Meaning of START in English

START

v. & n.

--v.

1. tr. & intr. begin; commence (started work; started crying; started to shout; the play starts at eight).

2 tr. set (proceedings, an event, etc.) in motion (start the meeting; started a fire).

3 intr. (often foll. by on) make a beginning (started on a new project).

4 intr. (often foll. by after, for) set oneself in motion or action ('wait!' he shouted, and started after her).

5 intr. set out; begin a journey etc. (we start at 6 a.m.).

6 (often foll. by up) a intr. (of a machine) begin operating (the car wouldn't start). b tr. cause (a machine etc.) to begin operating (tried to start the engine).

7 tr. a cause or enable (a person) to make a beginning (with something) (started me in business with {pound}10,000). b (foll. by pres. part.) cause (a person) to begin (doing something) ( the smoke started me coughing). c Brit. colloq. complain or be critical (don't you start).

8 tr. (often foll. by up) found or establish; originate.

9 intr. (foll. by at, with) have as the first of a series of items, e.g. in a meal (we started with soup).

10 tr. give a signal to (competitors) to start in a race.

11 intr. (often foll. by up, from, etc.) make a sudden movement from surprise, pain, etc. (started at the sound of my voice).

12 intr. (foll. by out, up, from, etc.) spring out, up, etc. (started up from the chair).

13 tr. conceive (a baby).

14 tr. rouse (game etc.) from its lair.

15 a intr. (of timbers etc.) spring from their proper position; give way. b tr. cause or experience (timbers etc.) to do this.

16 intr. (foll. by out, to, etc.) (of a thing) move or appear suddenly (tears started to his eyes).

17 intr. (foll. by from) (of eyes, usu. with exaggeration) burst forward (from their sockets etc.).

18 tr. pour out (liquor) from a cask.

--n.

1. a beginning of an event, action, journey, etc. (missed the start; an early start tomorrow; made a fresh start).

2 the place from which a race etc. begins.

3 an advantage given at the beginning of a race etc. (a 15-second start).

4 an advantageous initial position in life, business, etc. (a good start in life).

5 a sudden movement of surprise, pain, etc. (you gave me a start).

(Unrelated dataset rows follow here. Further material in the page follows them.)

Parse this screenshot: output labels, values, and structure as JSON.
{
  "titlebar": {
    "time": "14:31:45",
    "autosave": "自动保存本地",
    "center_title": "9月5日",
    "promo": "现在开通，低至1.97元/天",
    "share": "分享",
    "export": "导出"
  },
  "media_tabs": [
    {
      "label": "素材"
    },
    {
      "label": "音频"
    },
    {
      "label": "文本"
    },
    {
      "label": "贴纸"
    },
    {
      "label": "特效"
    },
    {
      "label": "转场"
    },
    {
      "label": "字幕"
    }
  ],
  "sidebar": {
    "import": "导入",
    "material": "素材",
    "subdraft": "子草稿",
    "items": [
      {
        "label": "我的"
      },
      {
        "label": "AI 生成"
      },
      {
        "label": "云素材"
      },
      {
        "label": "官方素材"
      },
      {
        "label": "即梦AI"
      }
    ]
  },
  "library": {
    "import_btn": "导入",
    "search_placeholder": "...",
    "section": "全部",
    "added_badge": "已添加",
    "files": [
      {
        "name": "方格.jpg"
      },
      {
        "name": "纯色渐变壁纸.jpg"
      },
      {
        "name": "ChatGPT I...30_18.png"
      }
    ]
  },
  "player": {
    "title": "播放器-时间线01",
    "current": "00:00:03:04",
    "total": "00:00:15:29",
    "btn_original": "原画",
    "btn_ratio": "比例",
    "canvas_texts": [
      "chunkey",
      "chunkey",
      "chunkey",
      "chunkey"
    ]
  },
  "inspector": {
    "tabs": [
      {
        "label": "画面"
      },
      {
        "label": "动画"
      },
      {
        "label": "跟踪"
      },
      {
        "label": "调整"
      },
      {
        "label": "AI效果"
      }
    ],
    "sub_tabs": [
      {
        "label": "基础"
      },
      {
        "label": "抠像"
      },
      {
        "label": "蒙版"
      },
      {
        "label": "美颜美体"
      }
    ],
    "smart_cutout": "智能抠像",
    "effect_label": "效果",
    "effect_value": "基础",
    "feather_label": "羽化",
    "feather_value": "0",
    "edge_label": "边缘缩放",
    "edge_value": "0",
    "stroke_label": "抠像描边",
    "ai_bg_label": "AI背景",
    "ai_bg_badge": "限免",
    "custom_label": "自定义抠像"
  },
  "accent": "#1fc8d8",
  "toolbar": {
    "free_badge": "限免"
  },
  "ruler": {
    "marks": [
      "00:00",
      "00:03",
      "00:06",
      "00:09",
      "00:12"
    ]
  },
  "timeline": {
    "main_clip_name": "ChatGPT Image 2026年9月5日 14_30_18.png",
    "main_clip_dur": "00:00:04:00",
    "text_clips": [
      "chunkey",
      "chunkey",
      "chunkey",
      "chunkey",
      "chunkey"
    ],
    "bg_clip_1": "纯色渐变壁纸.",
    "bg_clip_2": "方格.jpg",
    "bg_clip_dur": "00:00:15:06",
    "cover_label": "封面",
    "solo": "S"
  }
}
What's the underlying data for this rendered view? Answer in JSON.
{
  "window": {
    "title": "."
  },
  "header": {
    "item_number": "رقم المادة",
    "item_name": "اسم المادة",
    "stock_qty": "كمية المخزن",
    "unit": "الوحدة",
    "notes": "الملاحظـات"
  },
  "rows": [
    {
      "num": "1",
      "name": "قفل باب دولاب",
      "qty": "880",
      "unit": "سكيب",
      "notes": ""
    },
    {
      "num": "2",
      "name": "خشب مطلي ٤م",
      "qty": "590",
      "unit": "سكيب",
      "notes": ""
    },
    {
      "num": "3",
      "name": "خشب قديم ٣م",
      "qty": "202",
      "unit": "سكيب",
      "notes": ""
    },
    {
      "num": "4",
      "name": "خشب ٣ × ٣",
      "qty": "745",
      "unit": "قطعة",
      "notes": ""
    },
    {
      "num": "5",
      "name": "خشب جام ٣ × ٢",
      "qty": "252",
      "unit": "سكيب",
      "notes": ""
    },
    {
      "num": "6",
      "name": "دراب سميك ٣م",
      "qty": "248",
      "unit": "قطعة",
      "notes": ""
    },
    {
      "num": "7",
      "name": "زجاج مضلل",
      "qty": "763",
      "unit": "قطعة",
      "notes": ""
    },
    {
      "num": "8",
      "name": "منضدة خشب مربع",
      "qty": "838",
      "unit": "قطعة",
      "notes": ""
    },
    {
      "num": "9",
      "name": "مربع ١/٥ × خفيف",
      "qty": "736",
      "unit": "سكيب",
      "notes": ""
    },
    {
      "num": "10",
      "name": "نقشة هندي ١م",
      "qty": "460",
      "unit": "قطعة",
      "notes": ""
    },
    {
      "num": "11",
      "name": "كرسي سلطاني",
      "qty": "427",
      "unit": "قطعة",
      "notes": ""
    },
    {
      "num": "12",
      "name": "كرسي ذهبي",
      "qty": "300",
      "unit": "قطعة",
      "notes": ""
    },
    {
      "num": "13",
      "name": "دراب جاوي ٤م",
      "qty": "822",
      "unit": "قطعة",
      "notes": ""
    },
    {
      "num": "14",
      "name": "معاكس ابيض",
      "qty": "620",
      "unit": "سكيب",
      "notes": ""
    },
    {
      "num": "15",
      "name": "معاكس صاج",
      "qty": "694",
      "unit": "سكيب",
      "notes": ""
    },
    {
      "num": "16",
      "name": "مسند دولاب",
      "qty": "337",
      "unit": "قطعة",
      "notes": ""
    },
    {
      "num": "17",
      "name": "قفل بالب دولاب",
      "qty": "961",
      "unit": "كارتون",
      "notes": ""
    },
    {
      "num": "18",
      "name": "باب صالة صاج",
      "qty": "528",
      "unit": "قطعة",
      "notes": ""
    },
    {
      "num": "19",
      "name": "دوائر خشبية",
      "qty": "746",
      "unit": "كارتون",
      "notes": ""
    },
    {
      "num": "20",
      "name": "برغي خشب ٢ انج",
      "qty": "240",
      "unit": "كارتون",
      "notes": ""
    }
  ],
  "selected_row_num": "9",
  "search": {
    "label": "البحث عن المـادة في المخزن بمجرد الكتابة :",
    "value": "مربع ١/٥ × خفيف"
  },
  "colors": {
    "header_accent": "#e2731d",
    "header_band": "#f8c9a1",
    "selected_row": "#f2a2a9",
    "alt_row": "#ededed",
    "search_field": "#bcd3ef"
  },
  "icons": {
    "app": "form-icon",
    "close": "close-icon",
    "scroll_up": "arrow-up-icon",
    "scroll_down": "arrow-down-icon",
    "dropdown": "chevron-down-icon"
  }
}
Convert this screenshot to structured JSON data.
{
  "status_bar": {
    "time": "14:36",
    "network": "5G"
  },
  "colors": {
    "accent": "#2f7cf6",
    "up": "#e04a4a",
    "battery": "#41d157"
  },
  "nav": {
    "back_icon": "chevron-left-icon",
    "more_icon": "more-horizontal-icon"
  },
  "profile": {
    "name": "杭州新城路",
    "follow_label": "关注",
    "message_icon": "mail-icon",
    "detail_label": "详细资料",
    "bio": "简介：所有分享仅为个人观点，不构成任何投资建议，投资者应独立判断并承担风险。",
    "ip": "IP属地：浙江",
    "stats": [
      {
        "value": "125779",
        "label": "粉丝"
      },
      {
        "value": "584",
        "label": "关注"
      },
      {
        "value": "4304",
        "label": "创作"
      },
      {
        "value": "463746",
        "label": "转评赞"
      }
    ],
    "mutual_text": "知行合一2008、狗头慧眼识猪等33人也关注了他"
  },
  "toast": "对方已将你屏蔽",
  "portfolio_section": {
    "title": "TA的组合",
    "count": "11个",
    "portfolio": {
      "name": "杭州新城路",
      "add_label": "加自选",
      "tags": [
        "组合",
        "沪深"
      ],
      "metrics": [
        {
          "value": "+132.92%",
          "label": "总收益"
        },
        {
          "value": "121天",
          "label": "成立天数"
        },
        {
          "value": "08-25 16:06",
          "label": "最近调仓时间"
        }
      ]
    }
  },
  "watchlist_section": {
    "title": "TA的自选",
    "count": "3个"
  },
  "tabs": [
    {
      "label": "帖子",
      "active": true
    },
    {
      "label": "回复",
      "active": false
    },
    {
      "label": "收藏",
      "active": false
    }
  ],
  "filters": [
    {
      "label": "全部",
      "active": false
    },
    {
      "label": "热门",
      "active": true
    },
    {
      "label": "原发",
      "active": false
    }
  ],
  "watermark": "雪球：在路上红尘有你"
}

6 an intermittent or spasmodic effort or movement (esp. in or by fits and starts).

7 colloq. a surprising occurrence (a queer start; a rum start).

Phrases and idioms:

for a start colloq. as a beginning; in the first place. get the start of gain an advantage over. start a hare see HARE. start in colloq.

1. begin.

2 (foll. by on) US make a beginning on.

start off

1. begin; commence (started off on a lengthy monologue).

2 begin to move (it's time we started off).

start out

1. begin a journey.

2 colloq. (foll. by to + infin.) proceed as intending (to do something). start over US begin again. start school attend school for the first time. start something colloq. cause trouble. start up arise; occur.

to start with

1. in the first place; before anything else is considered (should never have been there to start with).

2 at the beginning (had six members to start with).

Etymology: OE (orig. in sense 11) f. Gmc

Oxford English vocab.      Оксфордский английский словарь.